THE TASK = In the records below, find each line that holds "Started" and return it.

:: RECORDS TO PROCESS

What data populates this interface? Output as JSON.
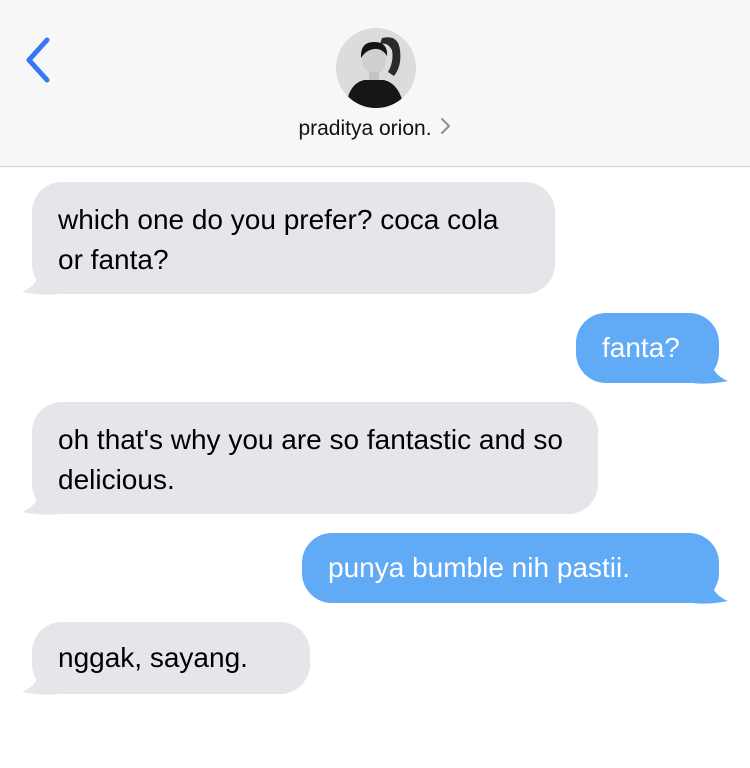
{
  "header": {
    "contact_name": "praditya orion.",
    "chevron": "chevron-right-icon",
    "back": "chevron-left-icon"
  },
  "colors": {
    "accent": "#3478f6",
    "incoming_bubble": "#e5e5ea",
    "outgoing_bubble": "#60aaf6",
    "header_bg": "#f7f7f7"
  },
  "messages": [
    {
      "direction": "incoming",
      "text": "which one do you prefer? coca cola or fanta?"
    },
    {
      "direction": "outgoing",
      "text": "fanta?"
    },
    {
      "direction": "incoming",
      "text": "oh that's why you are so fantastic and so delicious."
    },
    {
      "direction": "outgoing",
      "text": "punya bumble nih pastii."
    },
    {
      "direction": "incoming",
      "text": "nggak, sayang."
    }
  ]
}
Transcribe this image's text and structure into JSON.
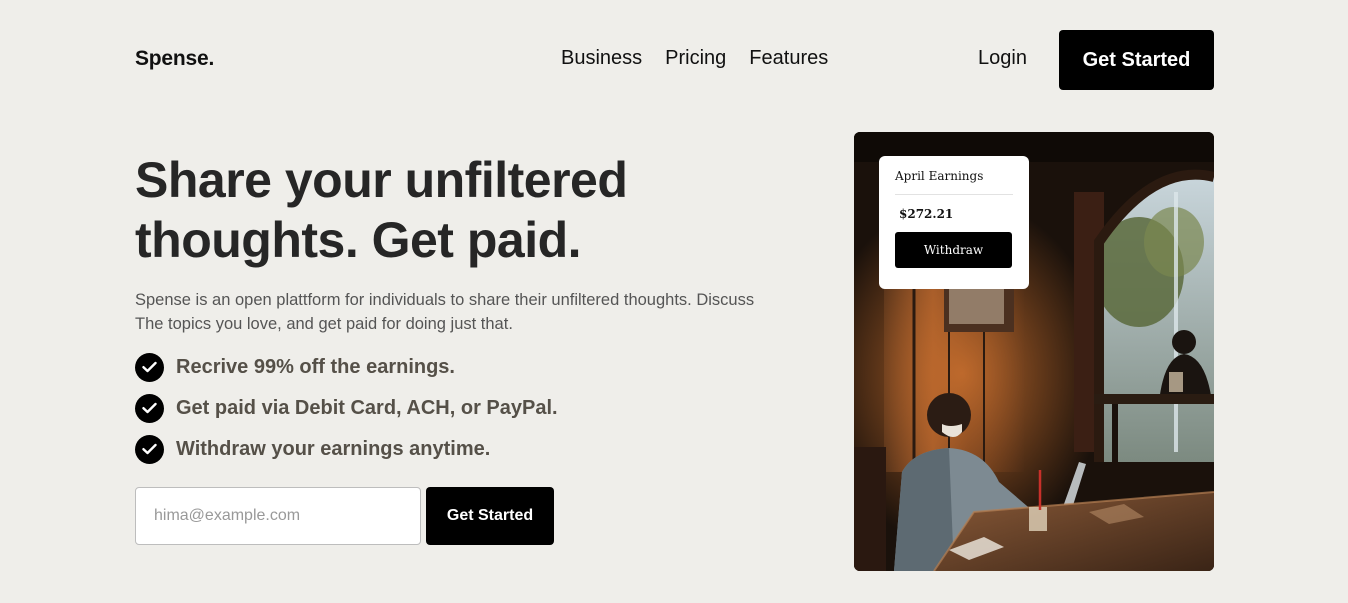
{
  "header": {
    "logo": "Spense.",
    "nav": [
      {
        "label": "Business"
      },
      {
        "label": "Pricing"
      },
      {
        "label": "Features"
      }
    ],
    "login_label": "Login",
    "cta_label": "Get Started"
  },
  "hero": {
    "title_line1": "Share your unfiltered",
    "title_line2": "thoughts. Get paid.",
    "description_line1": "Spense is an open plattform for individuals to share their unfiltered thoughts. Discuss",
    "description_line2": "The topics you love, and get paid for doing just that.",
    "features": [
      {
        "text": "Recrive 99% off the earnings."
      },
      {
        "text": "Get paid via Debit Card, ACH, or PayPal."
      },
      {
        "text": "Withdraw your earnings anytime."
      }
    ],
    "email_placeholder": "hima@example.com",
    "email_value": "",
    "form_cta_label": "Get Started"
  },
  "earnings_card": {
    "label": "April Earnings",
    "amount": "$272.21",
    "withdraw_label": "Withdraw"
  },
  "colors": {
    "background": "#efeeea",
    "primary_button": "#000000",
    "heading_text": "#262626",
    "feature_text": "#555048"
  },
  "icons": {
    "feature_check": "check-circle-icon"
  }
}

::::
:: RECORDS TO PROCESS

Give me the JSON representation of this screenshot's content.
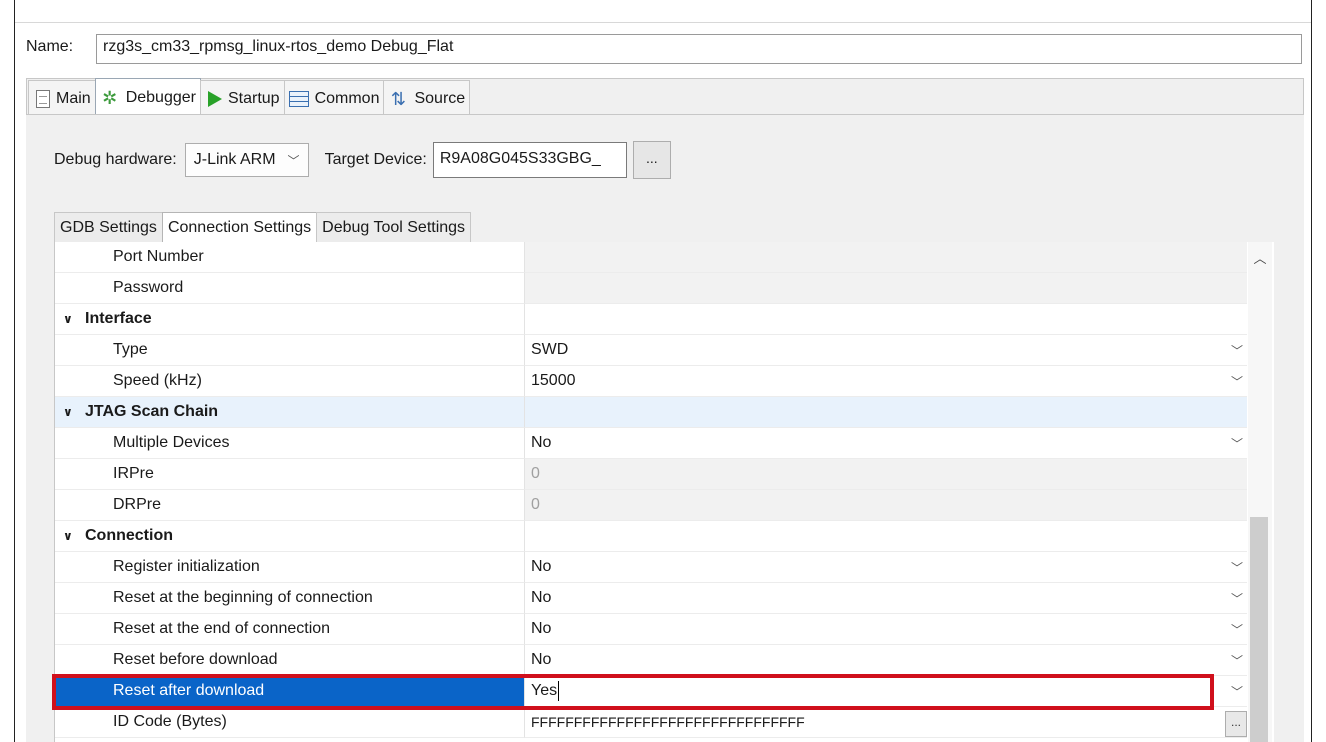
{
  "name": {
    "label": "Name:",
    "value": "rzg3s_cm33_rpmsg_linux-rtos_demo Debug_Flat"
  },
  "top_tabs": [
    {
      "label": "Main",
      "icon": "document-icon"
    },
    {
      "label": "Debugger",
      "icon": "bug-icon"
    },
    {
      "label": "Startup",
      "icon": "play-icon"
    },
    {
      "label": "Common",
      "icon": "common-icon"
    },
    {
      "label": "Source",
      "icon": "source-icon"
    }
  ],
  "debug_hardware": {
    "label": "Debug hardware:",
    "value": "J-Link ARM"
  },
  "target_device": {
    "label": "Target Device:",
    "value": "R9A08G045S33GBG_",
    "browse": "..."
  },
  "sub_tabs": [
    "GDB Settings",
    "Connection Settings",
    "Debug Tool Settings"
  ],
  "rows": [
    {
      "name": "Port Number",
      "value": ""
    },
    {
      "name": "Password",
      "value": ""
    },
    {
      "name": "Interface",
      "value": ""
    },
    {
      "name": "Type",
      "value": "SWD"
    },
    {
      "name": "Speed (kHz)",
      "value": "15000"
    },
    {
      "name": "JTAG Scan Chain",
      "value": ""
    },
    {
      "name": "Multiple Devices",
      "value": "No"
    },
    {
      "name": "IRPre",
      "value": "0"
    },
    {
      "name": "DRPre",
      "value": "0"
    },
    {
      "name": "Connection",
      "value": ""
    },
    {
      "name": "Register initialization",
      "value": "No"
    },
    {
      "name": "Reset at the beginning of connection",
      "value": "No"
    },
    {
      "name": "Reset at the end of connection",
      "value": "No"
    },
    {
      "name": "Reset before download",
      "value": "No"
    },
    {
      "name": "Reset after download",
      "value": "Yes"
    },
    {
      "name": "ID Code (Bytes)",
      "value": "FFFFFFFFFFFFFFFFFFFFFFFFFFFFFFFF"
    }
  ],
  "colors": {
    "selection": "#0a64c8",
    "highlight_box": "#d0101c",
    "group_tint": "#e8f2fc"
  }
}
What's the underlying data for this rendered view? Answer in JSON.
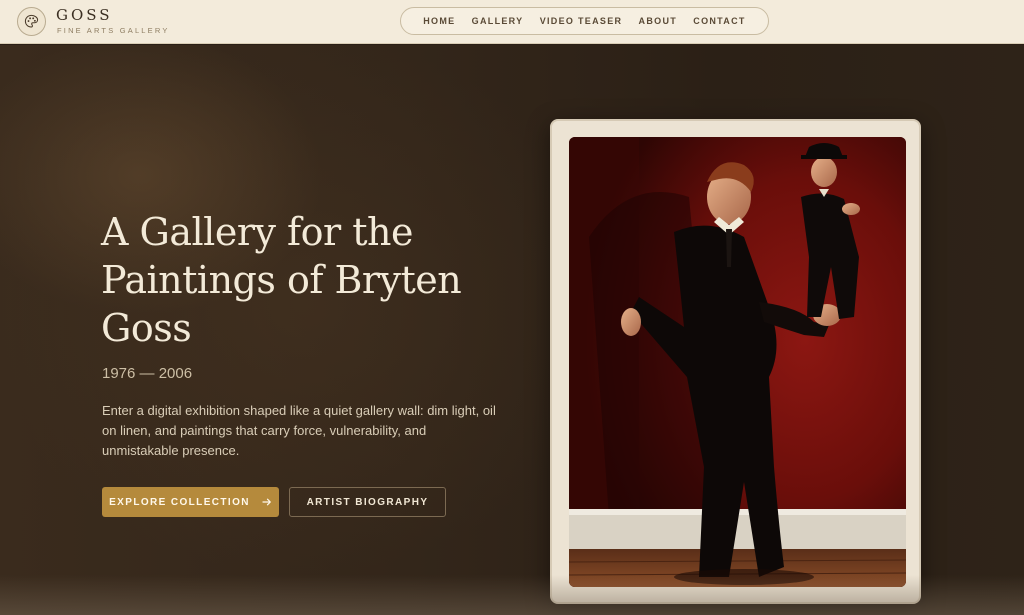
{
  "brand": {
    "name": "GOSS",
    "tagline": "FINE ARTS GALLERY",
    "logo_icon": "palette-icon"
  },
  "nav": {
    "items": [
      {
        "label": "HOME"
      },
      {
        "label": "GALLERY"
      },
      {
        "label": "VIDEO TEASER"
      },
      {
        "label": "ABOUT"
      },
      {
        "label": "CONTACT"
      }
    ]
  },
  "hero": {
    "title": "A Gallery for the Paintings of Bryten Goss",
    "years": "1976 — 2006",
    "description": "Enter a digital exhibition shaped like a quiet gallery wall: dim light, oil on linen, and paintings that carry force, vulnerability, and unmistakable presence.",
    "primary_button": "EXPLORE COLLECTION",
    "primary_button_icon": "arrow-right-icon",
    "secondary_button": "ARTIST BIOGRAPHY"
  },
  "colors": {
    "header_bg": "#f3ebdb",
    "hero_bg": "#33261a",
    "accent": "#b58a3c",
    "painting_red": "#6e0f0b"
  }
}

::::

EXERCISE OUTPUT =
    "cta_label": "Get Started"
    "form_cta_label": "Get Started"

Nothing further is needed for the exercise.